Per Caritatem

Another nice passage from Benson, as found in, The Improvisation of Musical Dialogue:

“So what results from the improvisatory movement of composition and performance? From musical energia grows an ergon—but an ergon that still remains within the play of musical energia, and from which it cannot be disconnected. Indeed, we might more properly say that this ergon exists as energia. Thus, improvisation provides a way of conceptualizing music that does not force us to choose between defining music as either ergon or energia. Music that is improvised endures and is yet transitory. Being transitory, its existence is very much genetic, historical, changing: but, in that it likewise endures, it has a continuing identity” (p. 125).

So many nice theological parallels come to mind! I also noticed that Benson has a nice article on Jean-Luc Marion on one of my favorite blogs, TheoPhenomenon.


2 Responses so far

Thank you for drawing this work to my attention to Benson’s insights. I have the book but haven’t dug into it.

I appreciate the sensibilities you bring to your blogging.

Thanks!

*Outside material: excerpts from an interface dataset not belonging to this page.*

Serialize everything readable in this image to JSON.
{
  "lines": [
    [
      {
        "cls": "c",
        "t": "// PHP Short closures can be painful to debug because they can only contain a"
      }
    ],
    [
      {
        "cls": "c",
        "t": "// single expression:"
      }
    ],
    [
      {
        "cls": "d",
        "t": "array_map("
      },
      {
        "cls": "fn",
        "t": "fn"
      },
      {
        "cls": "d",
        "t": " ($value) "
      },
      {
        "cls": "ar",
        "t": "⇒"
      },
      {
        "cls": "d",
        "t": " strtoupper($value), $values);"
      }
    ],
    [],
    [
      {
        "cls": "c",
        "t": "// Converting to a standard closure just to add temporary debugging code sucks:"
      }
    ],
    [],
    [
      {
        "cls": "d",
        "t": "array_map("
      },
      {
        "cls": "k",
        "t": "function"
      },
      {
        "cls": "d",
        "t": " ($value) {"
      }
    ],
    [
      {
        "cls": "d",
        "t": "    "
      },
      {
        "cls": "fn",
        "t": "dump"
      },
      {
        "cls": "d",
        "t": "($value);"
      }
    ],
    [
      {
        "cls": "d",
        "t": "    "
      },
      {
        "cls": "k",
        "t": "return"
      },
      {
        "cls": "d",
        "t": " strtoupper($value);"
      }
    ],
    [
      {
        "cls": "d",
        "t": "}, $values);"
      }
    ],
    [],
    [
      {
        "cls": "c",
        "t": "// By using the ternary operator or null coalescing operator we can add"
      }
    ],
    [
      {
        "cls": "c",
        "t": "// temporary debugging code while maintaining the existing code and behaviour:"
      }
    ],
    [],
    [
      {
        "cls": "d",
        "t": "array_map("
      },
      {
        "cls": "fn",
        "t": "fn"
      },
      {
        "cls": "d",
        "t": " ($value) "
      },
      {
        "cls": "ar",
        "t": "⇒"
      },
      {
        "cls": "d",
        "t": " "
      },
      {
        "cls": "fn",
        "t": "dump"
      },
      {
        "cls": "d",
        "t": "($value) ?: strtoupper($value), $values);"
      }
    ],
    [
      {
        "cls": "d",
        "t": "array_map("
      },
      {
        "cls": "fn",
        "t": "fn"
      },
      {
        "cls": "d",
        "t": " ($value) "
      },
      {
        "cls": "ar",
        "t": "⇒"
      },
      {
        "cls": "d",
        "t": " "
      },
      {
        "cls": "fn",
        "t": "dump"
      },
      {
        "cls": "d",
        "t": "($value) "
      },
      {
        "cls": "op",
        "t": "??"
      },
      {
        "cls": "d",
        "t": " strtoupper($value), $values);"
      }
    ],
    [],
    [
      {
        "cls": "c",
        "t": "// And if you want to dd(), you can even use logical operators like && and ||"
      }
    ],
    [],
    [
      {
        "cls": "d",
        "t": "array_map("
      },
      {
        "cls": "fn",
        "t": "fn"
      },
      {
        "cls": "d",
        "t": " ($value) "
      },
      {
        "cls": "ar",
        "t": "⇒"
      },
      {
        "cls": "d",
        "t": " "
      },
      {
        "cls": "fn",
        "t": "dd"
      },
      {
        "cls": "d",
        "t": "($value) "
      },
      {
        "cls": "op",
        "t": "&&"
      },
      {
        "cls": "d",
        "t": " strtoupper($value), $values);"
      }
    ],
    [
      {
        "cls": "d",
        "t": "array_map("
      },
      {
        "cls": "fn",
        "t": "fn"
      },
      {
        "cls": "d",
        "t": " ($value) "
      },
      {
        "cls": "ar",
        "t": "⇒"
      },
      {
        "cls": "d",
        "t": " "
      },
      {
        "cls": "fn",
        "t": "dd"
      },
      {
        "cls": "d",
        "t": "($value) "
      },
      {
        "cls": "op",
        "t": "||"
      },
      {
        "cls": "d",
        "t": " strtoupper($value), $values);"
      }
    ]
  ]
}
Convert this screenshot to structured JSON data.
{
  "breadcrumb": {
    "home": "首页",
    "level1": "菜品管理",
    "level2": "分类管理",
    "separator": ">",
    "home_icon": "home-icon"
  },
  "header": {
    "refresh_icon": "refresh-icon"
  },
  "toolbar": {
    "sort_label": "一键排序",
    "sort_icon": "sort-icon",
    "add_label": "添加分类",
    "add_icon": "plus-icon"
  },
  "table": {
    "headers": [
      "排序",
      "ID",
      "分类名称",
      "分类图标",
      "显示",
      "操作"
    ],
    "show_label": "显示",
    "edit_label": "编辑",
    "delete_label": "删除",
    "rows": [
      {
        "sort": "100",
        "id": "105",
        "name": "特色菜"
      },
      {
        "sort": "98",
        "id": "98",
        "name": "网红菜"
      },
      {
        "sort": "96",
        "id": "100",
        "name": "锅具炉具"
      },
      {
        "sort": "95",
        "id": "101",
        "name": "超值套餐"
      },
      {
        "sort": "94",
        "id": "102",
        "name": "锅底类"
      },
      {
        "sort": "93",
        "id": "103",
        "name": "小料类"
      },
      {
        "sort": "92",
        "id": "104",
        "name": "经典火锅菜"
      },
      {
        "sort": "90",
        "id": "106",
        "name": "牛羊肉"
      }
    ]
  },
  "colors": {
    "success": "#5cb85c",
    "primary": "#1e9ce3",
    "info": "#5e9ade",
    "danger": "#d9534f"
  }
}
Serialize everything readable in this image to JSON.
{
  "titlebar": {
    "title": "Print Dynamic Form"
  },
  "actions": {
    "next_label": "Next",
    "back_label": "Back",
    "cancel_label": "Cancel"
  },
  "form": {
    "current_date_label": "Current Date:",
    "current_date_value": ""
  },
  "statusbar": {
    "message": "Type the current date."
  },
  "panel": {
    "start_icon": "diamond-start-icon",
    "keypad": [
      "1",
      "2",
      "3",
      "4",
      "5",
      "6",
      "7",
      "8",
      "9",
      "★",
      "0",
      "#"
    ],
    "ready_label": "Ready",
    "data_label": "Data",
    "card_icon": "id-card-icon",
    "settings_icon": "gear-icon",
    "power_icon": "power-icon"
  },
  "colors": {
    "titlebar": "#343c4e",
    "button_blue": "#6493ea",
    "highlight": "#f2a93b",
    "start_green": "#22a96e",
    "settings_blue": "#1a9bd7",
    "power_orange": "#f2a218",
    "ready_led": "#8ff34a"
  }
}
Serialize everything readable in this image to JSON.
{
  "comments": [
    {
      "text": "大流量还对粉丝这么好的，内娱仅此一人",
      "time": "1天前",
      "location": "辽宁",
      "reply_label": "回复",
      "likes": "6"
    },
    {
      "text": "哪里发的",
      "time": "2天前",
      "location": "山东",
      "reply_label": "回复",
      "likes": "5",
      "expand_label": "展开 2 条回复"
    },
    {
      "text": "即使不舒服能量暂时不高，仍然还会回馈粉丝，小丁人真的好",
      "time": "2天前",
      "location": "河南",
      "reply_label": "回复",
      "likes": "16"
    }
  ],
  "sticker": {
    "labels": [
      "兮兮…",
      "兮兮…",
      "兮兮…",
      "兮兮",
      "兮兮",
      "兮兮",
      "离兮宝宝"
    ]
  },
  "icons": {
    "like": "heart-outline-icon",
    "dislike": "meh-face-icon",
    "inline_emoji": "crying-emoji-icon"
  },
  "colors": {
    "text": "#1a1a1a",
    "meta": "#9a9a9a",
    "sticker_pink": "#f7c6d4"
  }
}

You are quite welcome, Bill, and thank you for your kind (and encouraging words). I wrote an essay that shares “family resemblances” with some of Benson’s insights. If you are interested,here’s the information: Nielsen, Cynthia R. “What Has Coltrane to Do With Mozart: The Dynamism and Built-in Flexibility of Music,” Expositions 3 (2009): 57–71. (If you look me up on academia.edu, you should be able to download a copy of the essay.)